Through the pandemic, VISTA members across the country continue to serve and build capacity for their communities. Today, we’re featuring the work of Wan Qi, Coulter, and the Orleans Public Defenders (OPD) in addressing the needs of some of our most vulnerable neighbors - those who are incarcerated or recently released from incarceration. Continue reading to see how OPD is trying to reduce the jail population and flatten the curve. 

A small team of staff, including both VISTA members at OPD – Max, Grace, Marie, Mick, Coulter, and Wan Qi – came together to start a CSD emergency relief project. This project is essentially a grassroots fundraising effort that involves each team member individually fundraising into a larger fund on behalf of released clients. The team  developed boilerplate language for everyone in the OPD Client Services Department to use in fundraising, and created strategies to manage the logistics regarding the transfer of funds.

The team at OPD agreed that each client would be allocated $100 in cash or goods, depending on their situation. They felt it was important that clients maintain their self-determination to choose the items they needed most, but thought that providing $100 worth of goods would be more beneficial for home-bound clients who cannot grocery shop or pick up their own prescriptions, as well as for recovering clients who may be tempted to fall back into substance abuse if they have the financial opportunity to do so. They then developed a method for measuring client vulnerability, giving different weight to different questions, such as whether a client is unemployed, elderly, has a respiratory health issue, does or does not receive government aid, etc. These questions were cumulatively scored so that the OPD team could prioritize which clients receive funds first. Each client advocate staff would submit a Google Form on behalf of each client, which would populate into a spreadsheet that measured this client vulnerability score.

Currently, the main task for the OPD team is to continue fundraising and to maintain the project by keeping a diligent record of receipts for funds and goods distributed, coordinating the distribution for each client that passes through our project, and looking into possible partner/sponsor organizations to secure in-kind donations.

To date the OPD team has raised over $10,000 for their CSD emergency relief fund. They’ve been able to provide assistance to every client submitted by a client advocate staff member, as well as pass funds to the attorneys in the office to provide assistance to clients who have public defenders but do not have a client advocate or social workers assigned to them. OPD is currently hoping to provide a second round of assistance, distributing an additional $100 to clients who have already received funds, as they’ll likely need another round of groceries after two weeks or so. OPD Is also expecting a major in-kind donation in the next several weeks of 6,000 bars of soap for both their clients in jail and their out-of-custody clients. OPD’s long-term goal after the COVID-19 crisis passes is to have a robust small-favors fund to support clients with bus passes, job interview clothes, IDs, deodorant, etc.

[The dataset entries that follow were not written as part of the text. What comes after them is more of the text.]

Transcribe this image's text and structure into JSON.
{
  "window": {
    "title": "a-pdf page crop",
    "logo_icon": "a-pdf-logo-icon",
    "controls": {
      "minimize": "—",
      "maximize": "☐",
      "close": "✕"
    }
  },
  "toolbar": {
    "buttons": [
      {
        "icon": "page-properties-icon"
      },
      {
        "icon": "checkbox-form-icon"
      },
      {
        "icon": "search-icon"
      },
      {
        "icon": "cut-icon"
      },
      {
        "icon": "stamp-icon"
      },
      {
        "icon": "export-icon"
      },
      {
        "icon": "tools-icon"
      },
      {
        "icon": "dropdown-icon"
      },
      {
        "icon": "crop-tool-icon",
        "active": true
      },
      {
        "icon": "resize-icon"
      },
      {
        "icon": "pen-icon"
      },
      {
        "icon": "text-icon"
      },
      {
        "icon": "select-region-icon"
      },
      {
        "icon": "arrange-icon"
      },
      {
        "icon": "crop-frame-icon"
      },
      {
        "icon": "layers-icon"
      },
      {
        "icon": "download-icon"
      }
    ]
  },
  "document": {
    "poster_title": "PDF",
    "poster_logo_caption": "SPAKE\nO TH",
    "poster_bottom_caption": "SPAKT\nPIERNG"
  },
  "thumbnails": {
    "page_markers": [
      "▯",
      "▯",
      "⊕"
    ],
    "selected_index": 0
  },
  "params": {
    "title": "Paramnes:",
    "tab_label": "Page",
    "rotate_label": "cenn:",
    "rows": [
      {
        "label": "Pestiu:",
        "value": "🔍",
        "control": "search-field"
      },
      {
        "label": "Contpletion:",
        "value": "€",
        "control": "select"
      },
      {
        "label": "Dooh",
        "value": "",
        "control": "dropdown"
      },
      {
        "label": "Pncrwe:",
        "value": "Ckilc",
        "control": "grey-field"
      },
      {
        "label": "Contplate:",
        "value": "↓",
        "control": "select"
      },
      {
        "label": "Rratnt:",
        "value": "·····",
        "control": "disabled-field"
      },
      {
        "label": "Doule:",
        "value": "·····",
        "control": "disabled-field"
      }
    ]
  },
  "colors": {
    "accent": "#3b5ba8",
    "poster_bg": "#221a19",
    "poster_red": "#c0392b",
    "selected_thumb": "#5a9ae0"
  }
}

In addition to the immediate needs relief fund, OPD is also working to get local churches and faith leaders involved in their campaign to advocate for all incarcerated people during the COVID-19 crisis.

To initiate this project, Wan Qi, reached out to all the faith leaders that OPD had any history of positive contact with. She also attended local faith-based community meetings to educate attendees on the campaign and to strengthen OPD’s relationships in those arenas. In the coming weeks, Wan Qi plans to connect several additional faith leaders to those meetings to help connect their faith and justice work more robustly. She will also begin making initial asks for faith leaders to signal-boost OPD’s campaign to their congregations and will begin outreach to  faith leaders that OPD does not have relationships with to begin and maintain a long-term partnership. 

So far, the campaign is in far too early a stage to document results. OPD will not exactly know the effects of having church congregations join in our campaign re: COVID-19, but getting these stakeholders involved may have significant longer term impact – churches feeling further emboldened to take action around issues they care about, and a long-term strengthening of our faith outreach as an office which may serve to pressure political reform driven by the how many people in the voting constituency that support criminal justice reform.